How can you, and the others you just mentioned, gain mainstream attention?

We don’t control the mainstream channels. Me, yU and others, we’re gonna do fine because we can get our music to people at shows. He gets busy and whoever hears it is gonna be like, “Yo, he gets busy.” So we’re always gonna be OK and our burn is always gonna get a little brighter as long as we don’t fall off. But as far as getting the industry, which is based on things that aren’t music, to promote music? That’s silly. It’s not about promoting music, so I’m not expecting yU, Homeboy Sandman, or Oddisee to get on the radio because that’s not what the radio is for. It’s there to promote nonsense and it’s working great. The radio is not for putting music on anymore. It’s for the B.S.

Schools work the same way. People say the schools are broken; I’m like “Yo, they’re not broken, the schools are working great.” They’re for implementing and upkeeping racial stratification. So asking a question like “How do we turn the tide?” is really a bugged-out question. We’ve gotta turn the tide one person at a time, 100 people at a time, 1,000 people at a time. The channels are controlled by cats who are not down with us. They’re never gonna open that up to us.

What can you tell me about the new album?

Yeah, man. I’m excited about this. I’m real happy with the EPs and I’m gonna do more of them, but it was great to return to the vibe that a bunch of different producers bring. I got to travel to a bunch of different places I’ve never been to creatively. I’m excited about some of the content that have to deal with romantic issues and personal stuff. I did this one record called “Grand Puba” that deals with the transformative stages of love. I feel it’s my best penmanship ever in relation to men-women relationship stuff. I got a joint about the United States called “America the Beautiful” that Jonwayne produced. I took time to write this song to point out the things that I appreciate. I’ve got a song that’s called “Stroll,” where I’m just walking around and paying attention.

What’s planned for this D.C. show?

I’ve been breaking out a bunch of material. Little by little at these shows, I’m gonna break out album cuts that I’ve never performed and don’t have videos. By the time we get to the end of the tour, I’ll be doing mad joints I never did. We just gonna have a real busy time, man. There’s gonna be some very eclectic, unique and authentic hip-hop.

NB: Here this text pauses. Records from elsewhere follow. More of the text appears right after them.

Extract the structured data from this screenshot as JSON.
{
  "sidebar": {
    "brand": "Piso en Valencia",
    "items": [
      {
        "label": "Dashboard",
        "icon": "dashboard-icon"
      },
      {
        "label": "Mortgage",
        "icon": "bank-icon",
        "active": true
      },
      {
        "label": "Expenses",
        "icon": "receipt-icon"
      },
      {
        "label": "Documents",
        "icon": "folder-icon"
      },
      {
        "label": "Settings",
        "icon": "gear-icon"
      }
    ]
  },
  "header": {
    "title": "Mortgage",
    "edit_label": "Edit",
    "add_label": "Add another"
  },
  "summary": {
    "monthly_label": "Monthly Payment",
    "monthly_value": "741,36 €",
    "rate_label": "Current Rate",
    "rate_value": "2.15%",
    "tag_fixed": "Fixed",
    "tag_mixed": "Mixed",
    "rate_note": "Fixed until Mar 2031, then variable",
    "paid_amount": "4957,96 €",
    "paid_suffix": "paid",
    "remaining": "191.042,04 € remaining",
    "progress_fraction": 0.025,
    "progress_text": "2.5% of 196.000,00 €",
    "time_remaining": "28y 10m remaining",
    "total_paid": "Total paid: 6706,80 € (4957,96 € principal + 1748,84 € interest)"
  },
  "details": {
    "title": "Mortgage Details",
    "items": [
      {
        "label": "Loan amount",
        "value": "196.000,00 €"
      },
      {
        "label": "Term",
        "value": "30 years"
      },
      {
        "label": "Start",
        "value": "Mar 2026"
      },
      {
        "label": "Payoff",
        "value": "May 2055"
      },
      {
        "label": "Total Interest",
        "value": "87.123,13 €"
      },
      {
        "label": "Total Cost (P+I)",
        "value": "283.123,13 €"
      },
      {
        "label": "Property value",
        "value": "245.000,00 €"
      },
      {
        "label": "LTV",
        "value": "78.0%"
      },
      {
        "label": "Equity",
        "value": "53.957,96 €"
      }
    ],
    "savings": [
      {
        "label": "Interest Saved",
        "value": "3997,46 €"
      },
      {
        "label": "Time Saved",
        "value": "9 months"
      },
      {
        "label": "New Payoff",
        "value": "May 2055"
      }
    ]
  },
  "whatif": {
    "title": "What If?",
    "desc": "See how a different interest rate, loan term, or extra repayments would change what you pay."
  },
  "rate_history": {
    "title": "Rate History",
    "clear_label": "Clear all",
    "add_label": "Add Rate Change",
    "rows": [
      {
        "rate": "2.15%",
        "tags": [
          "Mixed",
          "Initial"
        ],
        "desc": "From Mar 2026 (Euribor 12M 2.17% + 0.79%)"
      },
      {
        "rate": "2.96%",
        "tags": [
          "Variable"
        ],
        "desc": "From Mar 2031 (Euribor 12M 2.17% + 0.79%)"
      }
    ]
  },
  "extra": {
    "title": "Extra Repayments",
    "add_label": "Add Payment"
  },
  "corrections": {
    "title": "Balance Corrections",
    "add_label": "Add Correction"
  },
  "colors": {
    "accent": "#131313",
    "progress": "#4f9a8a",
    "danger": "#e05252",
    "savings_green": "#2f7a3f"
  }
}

Sandman plays LIV this Sunday. 8 p.m. Tickets are $10 to $15. 2001 11 St. NW. (202) 505-4548. livdc.com.